Nourse’s nomination was eventually withdrawn due to Sen. Johnson’s opposition. After lengthy negotiations between Sen. Johnson and Sen. Tammy Baldwin to reach an agreement regarding the process by which future federal judicial nominations from Wisconsin would be handled, the bipartisan nominating commission unanimously recommended Donald Schott for the vacancy, who was then nominated by President Obama in January of 2016. The U.S. Senate never held a floor vote on Schott’s nomination.
This process brings us where we are today with the Trump Administration’s decision to nominate Judge Brennan to what is now the longest federal appeals court vacancy in the country. Despite their previous zeal to obstruct and delay President Obama’s two nominees to the position, it appears that many of Judge Brennan’s supporters no longer think such a rigorous and lengthy nomination process is necessary. In fact, the Trump Administration did not even consult with Sen. Baldwin regarding the Brennan nomination and Judge Brennan did not receive the requisite five votes from the nominating commission that Senators Baldwin and Johnson had agreed were necessary for a judicial nomination to move forward (Brennan received four votes).
Perhaps more importantly than this flawed nomination process, Judge Brennan has also expressed viewpoints that are troubling from the standpoint of women’s health and economic security. According to a report from the Alliance for Justice, Brennan has expressed dismissive attitudes regarding the very real challenges women continue to face in the workplace, many of which contribute to a gender wage gap that has improved very little since 2001.
Brennan shared some of his insights on the matter in an article he authored on “personal responsibility,” in which he cautioned readers to guard themselves against arguments that some individuals or groups of people are denied advancement by a “glass ceiling” or because the rules were “rigged” against them. Brennan hints that these concepts are more a rhetorical “sleight-of-hand” than a genuine problem grounded in gendered societal expectations of women, the lack of affordable child care, outright discrimination, and a whole host of other societal factors that an abundance of research has clearly demonstrated have a negative impact on the career advancement and earnings of women.
The Alliance for Justice report also mentions some other troubling viewpoints held by Judge Brennan, such as his applauding of a U.S. Supreme Court decision that struck down part of the Violence Against Women Act that provided a federal civil rights remedy to victims of gender-motivated violence.
Judge Brennan also played a prominent role in Governor Walker’s appointment of two Wisconsin Supreme Court justices, Rebecca Bradley and Daniel Kelly, both of whom have a record of troubling comments regarding a range of issues.

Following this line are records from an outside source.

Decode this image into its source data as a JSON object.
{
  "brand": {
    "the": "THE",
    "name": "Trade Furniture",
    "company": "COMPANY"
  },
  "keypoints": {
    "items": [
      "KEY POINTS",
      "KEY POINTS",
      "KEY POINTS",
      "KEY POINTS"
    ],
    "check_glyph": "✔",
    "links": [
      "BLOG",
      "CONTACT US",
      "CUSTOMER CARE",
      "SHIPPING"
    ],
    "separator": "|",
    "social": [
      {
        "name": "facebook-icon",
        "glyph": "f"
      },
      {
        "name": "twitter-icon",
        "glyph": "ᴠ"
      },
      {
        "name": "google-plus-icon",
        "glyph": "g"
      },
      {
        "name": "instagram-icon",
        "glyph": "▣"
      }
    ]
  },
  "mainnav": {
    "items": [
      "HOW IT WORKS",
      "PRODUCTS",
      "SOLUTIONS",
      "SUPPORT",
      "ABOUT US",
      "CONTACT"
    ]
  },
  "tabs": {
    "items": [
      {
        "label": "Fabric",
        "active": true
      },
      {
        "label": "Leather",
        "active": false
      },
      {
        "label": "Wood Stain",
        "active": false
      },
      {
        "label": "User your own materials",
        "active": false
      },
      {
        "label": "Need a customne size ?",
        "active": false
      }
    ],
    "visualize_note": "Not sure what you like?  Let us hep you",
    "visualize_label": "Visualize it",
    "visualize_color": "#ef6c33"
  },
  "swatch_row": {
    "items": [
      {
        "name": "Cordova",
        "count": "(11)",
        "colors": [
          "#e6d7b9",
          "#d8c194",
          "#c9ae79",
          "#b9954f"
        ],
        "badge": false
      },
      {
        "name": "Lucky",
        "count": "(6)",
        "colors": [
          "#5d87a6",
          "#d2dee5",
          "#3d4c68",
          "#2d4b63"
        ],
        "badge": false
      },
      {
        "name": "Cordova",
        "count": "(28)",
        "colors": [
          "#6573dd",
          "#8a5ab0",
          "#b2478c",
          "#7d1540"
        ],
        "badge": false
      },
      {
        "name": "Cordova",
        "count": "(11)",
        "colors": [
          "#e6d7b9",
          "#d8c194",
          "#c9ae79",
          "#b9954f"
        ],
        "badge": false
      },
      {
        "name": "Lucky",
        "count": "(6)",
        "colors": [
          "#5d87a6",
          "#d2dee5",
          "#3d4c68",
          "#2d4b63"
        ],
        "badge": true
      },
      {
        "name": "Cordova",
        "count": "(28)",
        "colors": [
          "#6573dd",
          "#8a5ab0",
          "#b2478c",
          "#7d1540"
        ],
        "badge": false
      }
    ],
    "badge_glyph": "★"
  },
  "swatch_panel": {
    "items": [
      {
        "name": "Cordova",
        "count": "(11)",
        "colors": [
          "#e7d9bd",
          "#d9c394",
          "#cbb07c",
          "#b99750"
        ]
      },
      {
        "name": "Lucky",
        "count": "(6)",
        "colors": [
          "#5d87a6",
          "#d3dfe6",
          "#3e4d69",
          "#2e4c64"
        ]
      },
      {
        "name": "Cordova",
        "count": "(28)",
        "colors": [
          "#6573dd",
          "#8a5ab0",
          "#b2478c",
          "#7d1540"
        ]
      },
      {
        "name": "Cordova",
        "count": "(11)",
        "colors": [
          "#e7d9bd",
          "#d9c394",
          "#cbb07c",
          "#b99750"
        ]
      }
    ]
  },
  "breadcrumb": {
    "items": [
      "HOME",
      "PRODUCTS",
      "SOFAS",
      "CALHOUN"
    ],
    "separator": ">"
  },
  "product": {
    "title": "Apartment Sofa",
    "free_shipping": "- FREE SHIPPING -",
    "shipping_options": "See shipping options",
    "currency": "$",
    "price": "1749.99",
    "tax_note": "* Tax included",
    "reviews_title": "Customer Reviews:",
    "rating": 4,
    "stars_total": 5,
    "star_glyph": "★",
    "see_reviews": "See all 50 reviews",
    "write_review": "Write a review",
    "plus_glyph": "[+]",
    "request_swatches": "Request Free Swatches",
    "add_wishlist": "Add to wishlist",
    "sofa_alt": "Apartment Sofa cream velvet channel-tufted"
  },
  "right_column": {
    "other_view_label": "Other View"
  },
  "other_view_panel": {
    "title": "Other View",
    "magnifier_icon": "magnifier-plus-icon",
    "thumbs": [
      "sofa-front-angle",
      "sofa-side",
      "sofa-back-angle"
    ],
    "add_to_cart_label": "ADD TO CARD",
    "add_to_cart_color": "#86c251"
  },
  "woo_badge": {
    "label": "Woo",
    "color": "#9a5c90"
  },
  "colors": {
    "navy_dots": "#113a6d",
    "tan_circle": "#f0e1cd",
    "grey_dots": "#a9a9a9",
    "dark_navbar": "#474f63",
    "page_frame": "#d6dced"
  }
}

Bradley’s comments regarding people living with HIV/AIDS, members of the LGBT community, the women’s rights movement, and violence against women earned her infamy after her appointment to the state Supreme Court in 2015. Kelly’s comments regarding affirmative action and same-sex marriage also drew substantial attention at the time of his appointment.
At a minimum, the process leading to Judge Brennan’s nomination, his record on issues that are important to women’s rights, and his judgement about who is fit to serve on Wisconsin’s highest court should give members of the Senate Judiciary Committee significant pause when determining whether to confirm his appointment.
Appointments to a federal court of appeals are for life and these judges are entrusted to make some of the most important decisions that shape our rights as citizens and the communities in which we live. With the stakes so high, it makes no sense to abandon the rigorous selection process that has served our state so well in the past. Sen. Johnson should join Sen. Baldwin and demand that a nominee be put forward who can gain the necessary support of the Wisconsin Nominating Commission before this vacancy is filled.